"The world is at a tipping point right now, and we have to make a decision: Are we part of the solution or are we part of the problem?" said WeWork's co-founder and CEO Adam Neumann, speaking at an event in Manhattan's Chelsea neighborhood last year, just days after the area was bombed. Of his business in trying times, Neumann continued, "we believe in love, in passion, and most of all in generation we."
The company could be among the first to go public in 2017, as Nasdaq recently speculated.
8. Warby Parker
The e-commerce eyeglass retailer implemented a new strategy in 2013--opening up new retail locations--which saw it "growing like a weed, firmly establishing it as a standout" in 2016, says Brooklyn Bridge Venture's Charlie O'Donnell.

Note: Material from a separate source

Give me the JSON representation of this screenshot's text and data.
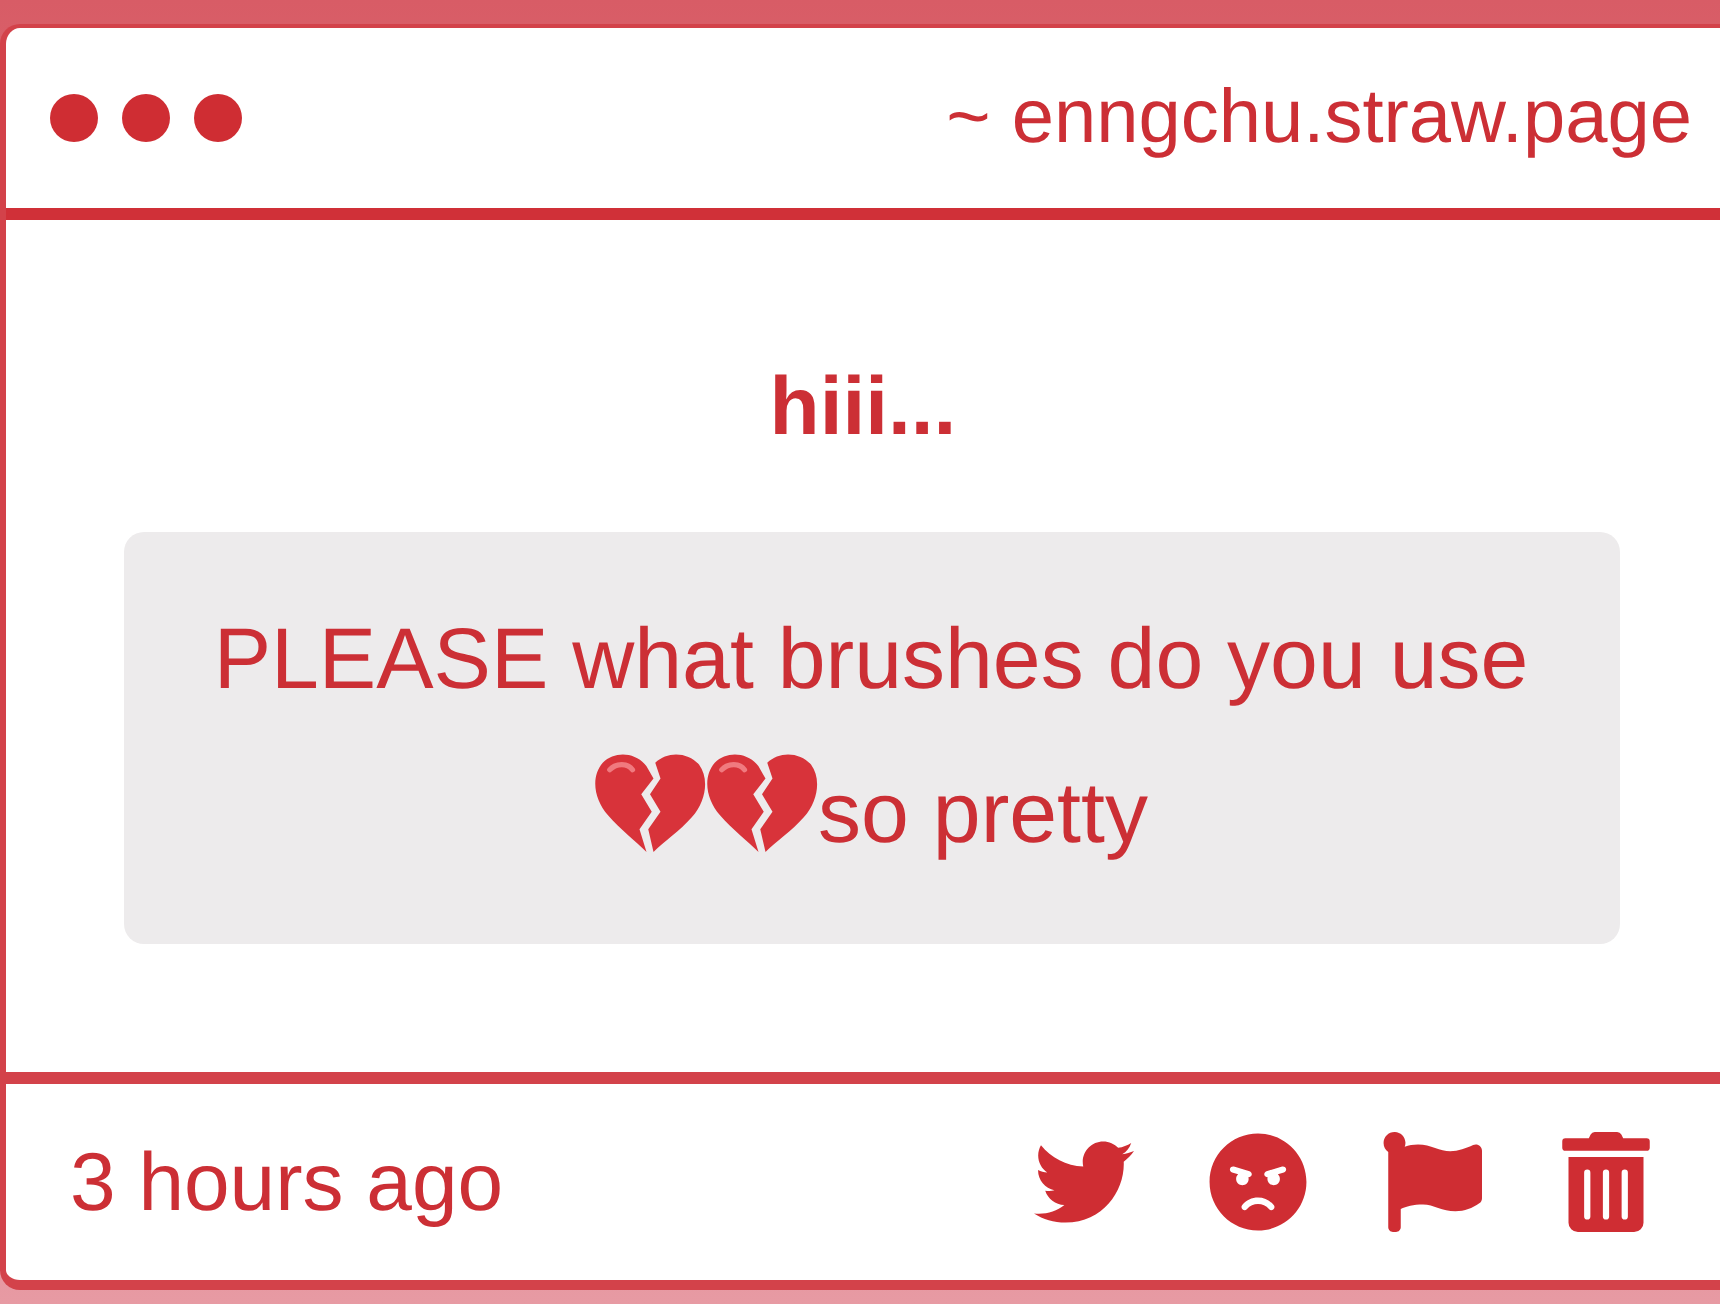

This year could be a tipping point for the seven-year-old startup, as it continues establishing a brick-and-mortar presence to supplement its online sales: The business expects to open 25 stores this year alone, co-CEO Neil Blumenthal told the Wall Street Journal this week.
The company is among the tech startups likely to go public in the New Year, according to CB Insights. Most recently, Warby Parker raised $100 million--from investors including T. Rowe Price, Tiger Global, and General Catalyst--at a $1.2 billion valuation.
This automated investment manager, or "robo-adviser," aims to provide a simpler, more efficient platform for customers looking to increase their wealth. The company, which charges a lower-than-average management fee of between 25 and 35 basis points, has grown its assets under management to an impressive $7 billion in eight years, launching related offerings like Betterment Institutional (a platform for human financial advisers) as well as Betterment for Business, a tool that helps companies set up and manage a 401(k) program.
Still, the future of fintech startups like Betterment is unclear in 2017, as many have called for increased regulation across the industry. Also, a 2016 scandal engulfing Lending Club--the online lender was found to be peddling faulty loans--has left a pock on the industry. Investment in financial technology overall has declined over the past few quarters, according to KPMG, and investors are similarly wary of the Fed's recent decision to hike interest rates.
"Once we see 1.5 or 2 percent [interest rates], you'll see people taking money off of risky assets. That's going to take some oxygen out of the room," said Dan Egan, the director of behavioral finance at Betterment, speaking at an event in New York City last week.
This tech startup, armed by a team of former Square, Google, and Facebook executives, is well on its way to disrupting the real estate business. The company's platform lets wealthy individuals buy into commercial properties, including stores, offices, and apartment buildings. The idea is that customers can purchase small portions of a building, similar to how you would buy company stock. Cadre then charges investors a small, usually 2 percent, annual fee, and then 20 percent of additional profits. This is somewhat lower than a traditional REIT (Real Estate Investment Trust) model, where companies charge up-front fees of around 10 percent, according to the U.S. Securities and Exchange Commission. Cadre also claims that its platform offers investors more transparency than a REIT, and a more flexible commitment structure.
Based in Manhattan's NoLita neighborhood, the business has a slew of high-profile investors, including Peter Thiel's Founders Fund, Goldman Sachs, and Alibaba's Jack Ma. The company was launched back 2014 by CEO Ryan Williams, along with co-founders Jared Kushner and Joshua Kushner, the latter of whom runs Oscar and the investment firm Thrive Capital. The former Kushner, who married Ivanka Trump, counts the U.S. president as his father-in-law, which could have interesting implications for Cadre in 2017.